The American Chemical Society (ACS) has announced that Professor Barbara Finlayson-Pitts of the University of California, Irvine, will receive the 2004 Award for Creative Advances in Environmental Science and Technology. Dr. Finlayson-Pitts and her research group were the first to demonstrate that sea salt aerosols could be sources of reactive chlorine in the troposphere. Using spectroscopic methods on sea salt aerosols in the laboratory, the group demonstrated that in the presence of ultraviolet light and ozone chlorine radicals could be produced. Long known to be important in the stratosphere, chlorine radicals are potentially important in acting to add or remove ozone in the troposphere depending upon the amounts of reactive organics that are present. Following those observations, measurements in the field have also confirmed the presence of molecular chlorine in seashore environments consistent with the hypothesis set forth by Finlayson-Pitts and her colleagues. Her research group has also led the way in identification of key marker compounds for chlorine atom addition to isoprene, an important biogenic hydrocarbon. It has also led to the study of heterogeneous chemical reactions of aerosols and their interactions with oxides of nitrogen. These advances in atmospheric chemistry will enable climate scientists to more accurately evaluate the role of sea salt aerosols in climate forcing. Much of Dr. Finlayson-Pitts' research has been sponsored by the Department of Energy (DOE) Atmospheric Science Program and involves active collaborations with scientists at the DOE Environmental Molecular Sciences Laboratory. The ACS award will be presented March 30, 2004, at the ACS 2004 Annual Meeting in Anaheim, CA. Previous recipients include current ASP grantees John Seinfeld, Mario Molina, and Roger Atkinson.
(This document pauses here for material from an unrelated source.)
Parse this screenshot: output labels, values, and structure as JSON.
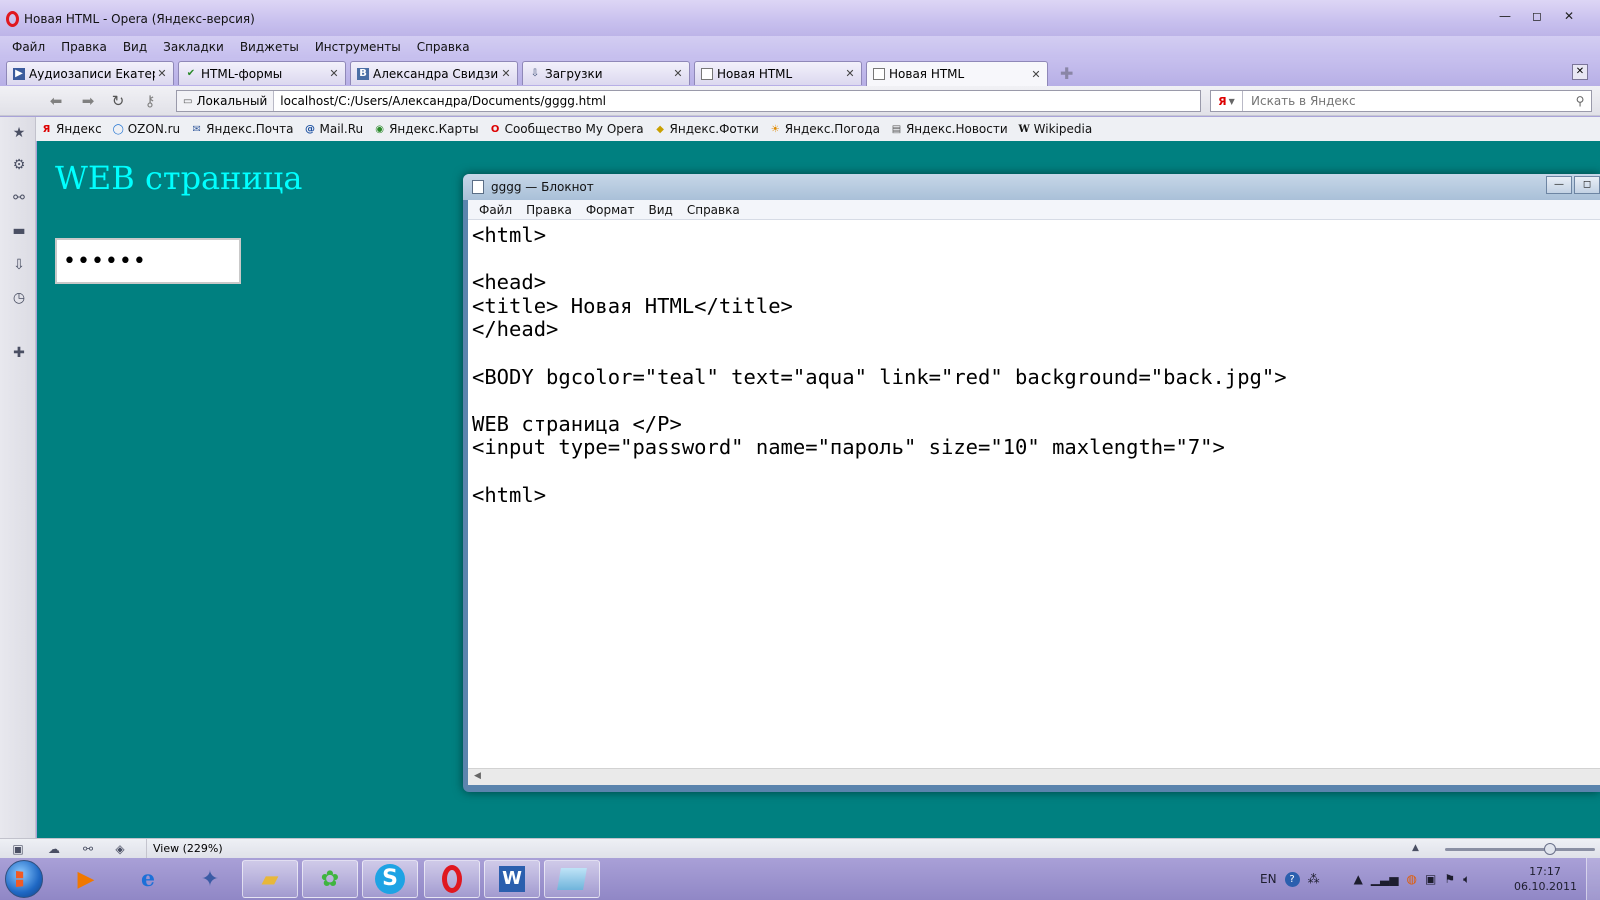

Contact: Peter Lunn, SC-74, (301) 903-4819
Topic Areas:

  • Research Area: Atmospheric System Research
  • Cross-Cutting: Lectures, Awards, and Recognition

Division: SC-23.1 Climate and Environmental Sciences Division, BER
      (formerly SC-74 Environmental Sciences Division, OBER)


BER supports basic research and scientific user facilities to advance DOE missions in energy and environment. More about BER

Recent Highlights

May 10, 2019
Quantifying Decision Uncertainty in Water Management via a Coupled Agent-Based Model
Considering risk perception can improve the representation of human decision-making processes in age [more...]

May 09, 2019
Projecting Global Urban Area Growth Through 2100 Based on Historical Time Series Data and Future Scenarios
Study provides country-specific urban area growth models and the first dataset on country-level urba [more...]

May 05, 2019
Calibrating Building Energy Demand Models to Refine Long-Term Energy Planning
A new, flexible calibration approach improved model accuracy in capturing year-to-year changes in bu [more...]

May 03, 2019
Calibration and Uncertainty Analysis of Demeter for Better Downscaling of Global Land Use and Land Cover Projections
Researchers improved the Demeter model’s performance by calibrating key parameters and establi [more...]

Apr 22, 2019
Representation of U.S. Warm Temperature Extremes in Global Climate Model Ensembles
Representation of warm temperature events varies considerably among global climate models, which has [more...]

List all highlights (possible long download time)